*SOURCE MATERIAL:*
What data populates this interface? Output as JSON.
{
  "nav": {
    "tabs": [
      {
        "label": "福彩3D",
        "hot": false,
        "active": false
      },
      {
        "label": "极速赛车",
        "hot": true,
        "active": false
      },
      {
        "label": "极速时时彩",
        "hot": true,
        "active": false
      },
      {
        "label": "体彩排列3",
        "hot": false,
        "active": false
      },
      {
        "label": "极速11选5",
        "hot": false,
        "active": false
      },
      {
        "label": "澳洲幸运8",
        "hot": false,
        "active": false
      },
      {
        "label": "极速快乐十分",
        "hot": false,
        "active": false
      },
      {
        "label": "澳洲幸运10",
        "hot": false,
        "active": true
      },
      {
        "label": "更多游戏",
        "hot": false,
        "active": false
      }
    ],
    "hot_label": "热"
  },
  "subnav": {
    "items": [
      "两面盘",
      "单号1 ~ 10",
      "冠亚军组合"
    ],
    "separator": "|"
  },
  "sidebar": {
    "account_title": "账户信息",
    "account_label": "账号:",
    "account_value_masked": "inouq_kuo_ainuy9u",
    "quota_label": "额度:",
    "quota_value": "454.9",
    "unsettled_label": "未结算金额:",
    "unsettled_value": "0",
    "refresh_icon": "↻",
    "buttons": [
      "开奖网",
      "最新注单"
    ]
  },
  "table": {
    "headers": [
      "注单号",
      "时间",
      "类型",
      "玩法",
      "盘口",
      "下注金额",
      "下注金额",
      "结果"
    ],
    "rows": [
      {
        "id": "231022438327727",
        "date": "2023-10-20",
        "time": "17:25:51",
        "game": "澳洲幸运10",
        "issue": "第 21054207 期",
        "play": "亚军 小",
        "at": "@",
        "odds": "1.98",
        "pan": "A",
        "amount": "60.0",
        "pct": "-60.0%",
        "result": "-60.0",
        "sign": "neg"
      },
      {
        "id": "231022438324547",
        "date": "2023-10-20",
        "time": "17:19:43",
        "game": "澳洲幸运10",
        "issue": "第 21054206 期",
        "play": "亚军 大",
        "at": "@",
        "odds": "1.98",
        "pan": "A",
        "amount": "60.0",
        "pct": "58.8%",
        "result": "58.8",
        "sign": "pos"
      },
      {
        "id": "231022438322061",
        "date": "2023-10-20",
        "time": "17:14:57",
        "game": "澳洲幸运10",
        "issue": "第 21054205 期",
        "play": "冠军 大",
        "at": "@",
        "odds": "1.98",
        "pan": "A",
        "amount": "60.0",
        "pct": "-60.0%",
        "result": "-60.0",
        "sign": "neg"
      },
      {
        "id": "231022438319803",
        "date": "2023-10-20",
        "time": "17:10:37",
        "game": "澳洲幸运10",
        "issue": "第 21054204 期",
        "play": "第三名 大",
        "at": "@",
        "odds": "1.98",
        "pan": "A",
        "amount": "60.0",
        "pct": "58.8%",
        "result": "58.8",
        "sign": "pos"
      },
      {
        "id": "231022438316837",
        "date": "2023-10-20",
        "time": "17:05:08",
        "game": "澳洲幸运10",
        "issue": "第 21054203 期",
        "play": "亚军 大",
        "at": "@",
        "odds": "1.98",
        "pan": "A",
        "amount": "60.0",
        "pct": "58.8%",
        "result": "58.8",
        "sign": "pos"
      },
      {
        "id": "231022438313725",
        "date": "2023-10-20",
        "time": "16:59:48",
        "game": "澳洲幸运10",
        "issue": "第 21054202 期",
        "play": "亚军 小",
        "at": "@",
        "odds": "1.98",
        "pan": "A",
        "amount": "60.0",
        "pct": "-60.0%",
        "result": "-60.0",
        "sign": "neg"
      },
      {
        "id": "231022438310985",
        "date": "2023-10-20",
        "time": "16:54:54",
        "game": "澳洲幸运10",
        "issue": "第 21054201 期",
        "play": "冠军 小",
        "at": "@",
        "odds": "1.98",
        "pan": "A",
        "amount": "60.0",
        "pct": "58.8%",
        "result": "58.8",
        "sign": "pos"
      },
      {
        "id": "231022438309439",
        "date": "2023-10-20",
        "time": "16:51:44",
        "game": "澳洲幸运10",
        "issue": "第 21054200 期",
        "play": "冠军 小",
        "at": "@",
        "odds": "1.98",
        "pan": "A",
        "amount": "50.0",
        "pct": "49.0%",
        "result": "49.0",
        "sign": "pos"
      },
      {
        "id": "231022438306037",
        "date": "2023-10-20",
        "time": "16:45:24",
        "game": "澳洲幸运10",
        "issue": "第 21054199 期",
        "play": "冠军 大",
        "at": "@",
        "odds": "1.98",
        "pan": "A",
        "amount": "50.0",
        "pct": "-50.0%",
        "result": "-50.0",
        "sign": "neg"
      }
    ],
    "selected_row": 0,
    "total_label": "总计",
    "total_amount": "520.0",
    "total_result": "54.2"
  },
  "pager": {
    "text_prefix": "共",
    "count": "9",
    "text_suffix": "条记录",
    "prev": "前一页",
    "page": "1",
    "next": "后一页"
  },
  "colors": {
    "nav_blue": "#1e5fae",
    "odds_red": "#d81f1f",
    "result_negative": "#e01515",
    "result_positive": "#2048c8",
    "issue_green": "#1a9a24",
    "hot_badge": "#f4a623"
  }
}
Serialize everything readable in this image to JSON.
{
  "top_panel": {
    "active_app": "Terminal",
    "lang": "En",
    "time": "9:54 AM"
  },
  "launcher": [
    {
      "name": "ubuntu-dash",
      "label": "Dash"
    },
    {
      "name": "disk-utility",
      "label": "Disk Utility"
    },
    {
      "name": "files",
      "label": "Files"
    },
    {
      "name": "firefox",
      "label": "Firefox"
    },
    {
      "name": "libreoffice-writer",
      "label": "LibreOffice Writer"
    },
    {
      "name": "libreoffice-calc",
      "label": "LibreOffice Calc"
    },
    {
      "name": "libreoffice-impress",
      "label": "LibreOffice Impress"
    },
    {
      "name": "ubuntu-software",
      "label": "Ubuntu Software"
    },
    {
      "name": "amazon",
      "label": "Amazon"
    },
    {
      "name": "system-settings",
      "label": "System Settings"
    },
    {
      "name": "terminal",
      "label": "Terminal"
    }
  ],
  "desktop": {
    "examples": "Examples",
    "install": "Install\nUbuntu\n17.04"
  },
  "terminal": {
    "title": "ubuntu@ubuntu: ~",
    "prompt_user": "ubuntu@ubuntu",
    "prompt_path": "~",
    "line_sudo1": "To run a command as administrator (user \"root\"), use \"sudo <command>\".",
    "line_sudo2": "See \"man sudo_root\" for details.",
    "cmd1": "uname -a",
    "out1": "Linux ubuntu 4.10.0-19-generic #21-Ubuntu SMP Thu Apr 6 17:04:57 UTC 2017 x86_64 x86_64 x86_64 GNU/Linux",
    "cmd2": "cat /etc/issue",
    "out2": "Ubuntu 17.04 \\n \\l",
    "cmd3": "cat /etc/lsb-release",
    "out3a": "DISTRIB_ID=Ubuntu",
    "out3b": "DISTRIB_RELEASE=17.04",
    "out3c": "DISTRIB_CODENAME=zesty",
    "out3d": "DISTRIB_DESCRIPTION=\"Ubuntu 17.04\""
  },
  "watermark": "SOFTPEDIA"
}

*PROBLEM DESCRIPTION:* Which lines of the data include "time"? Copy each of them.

*TASK OUTPUT:*
        "time": "17:25:51",
        "time": "17:19:43",
        "time": "17:14:57",
        "time": "17:10:37",
        "time": "17:05:08",
        "time": "16:59:48",
        "time": "16:54:54",
        "time": "16:51:44",
        "time": "16:45:24",
    "time": "9:54 AM"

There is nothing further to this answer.